Vulnerability, Visibility, Value

Room: Germantown

Dr. Robert Block, former president of the American Academy of Pediatrics, is known for saying adverse childhood experiences (ACEs) are the single greatest unaddressed public health threat facing our nation today. Nationally, more than 46 percent of U.S. youth—34 million children under age 18—have had at least one ACE, and more than 20 percent have had at least two. Dr. Block’s words are a global call to action to us all. By keeping ACEs from occurring in the first place and taking quick action when an ACE happens, communities can help all children and youth reach their full potential.

According to data from the 2016 National Survey of Children’s Health (NSCH) children of different races and ethnicities do not experience ACEs equally. Nationally, 61 percent of black non-Hispanic children and 51 percent of Hispanic children have experienced at least one ACE, compared with 40 percent of white non-Hispanic children and only 23 percent of Asian non-Hispanic children. In every region, the prevalence of ACEs is lowest among Asian non-Hispanic children and, in most regions, is highest among black non-Hispanic children.

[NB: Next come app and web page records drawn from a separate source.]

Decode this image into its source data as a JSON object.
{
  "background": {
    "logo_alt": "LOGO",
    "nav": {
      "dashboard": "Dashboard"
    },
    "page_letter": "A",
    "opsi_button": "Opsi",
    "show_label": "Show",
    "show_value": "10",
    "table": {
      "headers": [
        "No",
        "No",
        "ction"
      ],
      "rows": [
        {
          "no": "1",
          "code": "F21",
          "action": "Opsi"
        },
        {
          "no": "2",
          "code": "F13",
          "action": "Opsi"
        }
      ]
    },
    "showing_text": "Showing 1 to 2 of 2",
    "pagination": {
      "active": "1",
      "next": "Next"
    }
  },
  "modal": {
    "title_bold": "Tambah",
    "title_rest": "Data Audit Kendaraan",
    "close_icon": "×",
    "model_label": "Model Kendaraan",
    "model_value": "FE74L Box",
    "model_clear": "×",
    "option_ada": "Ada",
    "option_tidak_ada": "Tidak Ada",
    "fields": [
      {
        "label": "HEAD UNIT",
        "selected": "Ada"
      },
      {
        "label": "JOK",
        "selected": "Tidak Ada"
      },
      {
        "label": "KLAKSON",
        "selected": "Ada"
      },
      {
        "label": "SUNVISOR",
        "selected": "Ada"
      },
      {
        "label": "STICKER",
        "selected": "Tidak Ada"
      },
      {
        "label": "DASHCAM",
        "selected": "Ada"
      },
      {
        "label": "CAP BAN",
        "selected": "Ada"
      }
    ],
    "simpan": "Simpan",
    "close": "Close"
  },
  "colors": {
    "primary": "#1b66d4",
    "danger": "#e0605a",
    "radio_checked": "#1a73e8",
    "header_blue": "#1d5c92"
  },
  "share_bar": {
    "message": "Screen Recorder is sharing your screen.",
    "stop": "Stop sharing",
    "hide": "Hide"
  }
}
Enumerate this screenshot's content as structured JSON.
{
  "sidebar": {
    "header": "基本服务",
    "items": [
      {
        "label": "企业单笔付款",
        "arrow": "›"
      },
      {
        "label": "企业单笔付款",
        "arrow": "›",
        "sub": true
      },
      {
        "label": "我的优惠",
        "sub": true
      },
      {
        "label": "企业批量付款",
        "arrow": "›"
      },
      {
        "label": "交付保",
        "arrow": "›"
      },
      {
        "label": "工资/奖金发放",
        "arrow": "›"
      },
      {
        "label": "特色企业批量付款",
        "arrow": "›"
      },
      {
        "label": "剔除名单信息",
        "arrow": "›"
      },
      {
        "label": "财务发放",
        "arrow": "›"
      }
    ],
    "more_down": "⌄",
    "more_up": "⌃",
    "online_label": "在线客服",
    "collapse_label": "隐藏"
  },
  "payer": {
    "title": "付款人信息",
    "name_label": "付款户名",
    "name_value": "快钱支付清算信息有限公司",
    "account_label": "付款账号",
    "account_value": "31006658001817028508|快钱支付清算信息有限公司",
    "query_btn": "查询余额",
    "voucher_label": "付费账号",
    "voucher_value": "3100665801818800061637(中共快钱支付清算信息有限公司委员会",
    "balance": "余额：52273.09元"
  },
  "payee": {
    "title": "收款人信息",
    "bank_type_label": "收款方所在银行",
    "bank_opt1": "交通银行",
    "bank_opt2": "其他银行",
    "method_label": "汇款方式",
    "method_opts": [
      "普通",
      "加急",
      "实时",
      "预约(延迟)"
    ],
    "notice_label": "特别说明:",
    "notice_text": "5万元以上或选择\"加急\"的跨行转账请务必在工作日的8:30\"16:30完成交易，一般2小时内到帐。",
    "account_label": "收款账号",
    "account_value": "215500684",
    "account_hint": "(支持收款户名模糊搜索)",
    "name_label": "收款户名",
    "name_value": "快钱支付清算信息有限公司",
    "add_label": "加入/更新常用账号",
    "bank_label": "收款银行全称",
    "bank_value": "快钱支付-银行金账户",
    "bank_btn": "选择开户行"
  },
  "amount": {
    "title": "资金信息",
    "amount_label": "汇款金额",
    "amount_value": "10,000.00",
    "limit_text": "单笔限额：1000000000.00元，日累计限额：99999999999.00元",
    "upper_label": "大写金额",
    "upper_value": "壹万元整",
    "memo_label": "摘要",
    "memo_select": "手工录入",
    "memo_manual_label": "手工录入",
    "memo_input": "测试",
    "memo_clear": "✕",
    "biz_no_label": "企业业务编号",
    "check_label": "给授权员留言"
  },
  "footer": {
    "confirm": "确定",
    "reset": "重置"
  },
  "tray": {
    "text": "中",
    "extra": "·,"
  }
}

This interactive presentation will provide strategies for people from all sectors of society who can protect and prevent ACEs from happening in the first place and lessen the harmful effects of ACEs that have already occurred. It will also challenge participants to recognize vulnerabilities in the communities they serve. As well as teach participants policies that will protect children in all settings.


Shavontana "Starr" Davis

Founding Executive Director , The Starr Institute, Inc.


Melba Robinson

Program Director , The Salvation Army